Sustainability. Historically Social Security has been extraordinarily popular among the population at large, so much so that it gained the appellation of "The Third Rail of American Politics": touch it and you die. This meant that direct attacks on it along the lines suggested in 'Socialism' above mostly did not resonate except among the true believers. And the argument for Privatization outlined in 'Simoleons' collapsed in the course of the 2005 Bush's 'Social Security Tour's failure in the light of the There is No Crisis, and was sealed with the economic collapse starting in 2007-2008. Which has required an almost total shift among opponents of traditional Social Security to what was a primary line of attack all along, that however popular and well-intended Social Security might have been, its benefits were over generous looking back and unaffordable going forward. Well both of those propositions are doubtful on examination, and the good will of those pushing them are to say the least suspect, it being pretty clear that most people in the 'Unsustainable' camp are really driven by one or the other of the two 'S's above. Subject of future posts.

Thursday, December 16, 2010

Spider and Bear: Early Versions of Soc Sec 101

My first foray into Social Security blogging (as opposed to commenting on other blogs) was with the launch of The Bruce Web in Nov 2004, or immediately after then President Bush announced he was going to use his "capital" to "reform" Social Security. The Bruce Web was mostly designed as a place to stash links and to work out some of my thinking, but the result was kind of a mini-course on Social Security finance as it looked at the time. The economic outlook is a lot different today and I won't be writing the new series of posts in quite the same way, but the fundamentals haven't changed and new students of Social Security could do worse than checking out the: 2004 archives including the one that explains how I got onto this topic to begin with: Trust Fund Exhaustion: a Personal Odyssey.

From 2004 through the 'There is No Crisis' movement of 2005 right to 2008 I was an active participant in every Social Security thread on every political and economics blog I ran across, and in time built enough cred that in May 2008 I was invited to write a Social Security series for the econoblog Angry Bear. The immediate result of that was a series of 44 numbered posts that I indexed back on my own site: Angry Bear Social Security Series

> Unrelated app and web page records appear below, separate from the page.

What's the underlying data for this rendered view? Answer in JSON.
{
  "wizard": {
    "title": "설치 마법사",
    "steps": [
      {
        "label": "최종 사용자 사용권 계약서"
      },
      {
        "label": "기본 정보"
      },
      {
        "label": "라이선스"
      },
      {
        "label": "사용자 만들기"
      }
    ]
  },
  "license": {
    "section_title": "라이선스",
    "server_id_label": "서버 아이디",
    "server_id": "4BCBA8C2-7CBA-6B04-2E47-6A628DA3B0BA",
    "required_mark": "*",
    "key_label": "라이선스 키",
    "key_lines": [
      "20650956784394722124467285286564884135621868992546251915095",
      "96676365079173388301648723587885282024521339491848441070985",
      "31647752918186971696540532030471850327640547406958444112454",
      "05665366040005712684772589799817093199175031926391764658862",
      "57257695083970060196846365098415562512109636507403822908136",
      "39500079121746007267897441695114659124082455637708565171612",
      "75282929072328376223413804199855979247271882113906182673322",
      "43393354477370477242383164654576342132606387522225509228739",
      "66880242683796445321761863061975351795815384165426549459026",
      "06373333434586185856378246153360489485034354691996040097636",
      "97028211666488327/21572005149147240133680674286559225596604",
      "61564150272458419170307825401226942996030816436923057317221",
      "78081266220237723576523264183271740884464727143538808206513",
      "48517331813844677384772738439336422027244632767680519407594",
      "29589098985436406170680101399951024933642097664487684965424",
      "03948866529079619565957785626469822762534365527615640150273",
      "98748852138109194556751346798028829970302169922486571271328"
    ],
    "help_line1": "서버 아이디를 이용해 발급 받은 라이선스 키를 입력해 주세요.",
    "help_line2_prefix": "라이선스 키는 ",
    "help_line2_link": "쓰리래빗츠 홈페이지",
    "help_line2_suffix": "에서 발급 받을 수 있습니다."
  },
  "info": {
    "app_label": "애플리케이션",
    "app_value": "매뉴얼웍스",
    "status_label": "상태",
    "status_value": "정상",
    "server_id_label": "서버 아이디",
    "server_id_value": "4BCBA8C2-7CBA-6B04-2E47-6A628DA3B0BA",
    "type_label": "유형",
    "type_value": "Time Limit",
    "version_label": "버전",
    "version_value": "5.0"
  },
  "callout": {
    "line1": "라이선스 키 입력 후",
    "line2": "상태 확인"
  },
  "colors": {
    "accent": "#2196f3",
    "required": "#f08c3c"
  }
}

One main purpose of this new site is to rework the Nov 2004 and May-June 2008 series in light of the new (and grimmer) realities of the current recession/depression. Social Security is STILL not broken, but it CAN be broken by its enemies, and the push back against that is really what this site will be all about.

Wednesday, December 15, 2010

Social Security Defender Launch

Well I secured a small grant that will allow me to take this site and the overall effort to the next level. I don't know if this site will remain as a stand-alone blog or whether it will be effectively ported over to a bigger stage, for example at the upcoming dKos 4 blogging platform.

The next steps are to launch Social Security 101 and to steal a phrase from Atrios to "document the atrocities on right economic websites. But before that I am going to go out and upgrade my presentation and web design software to more professional standards.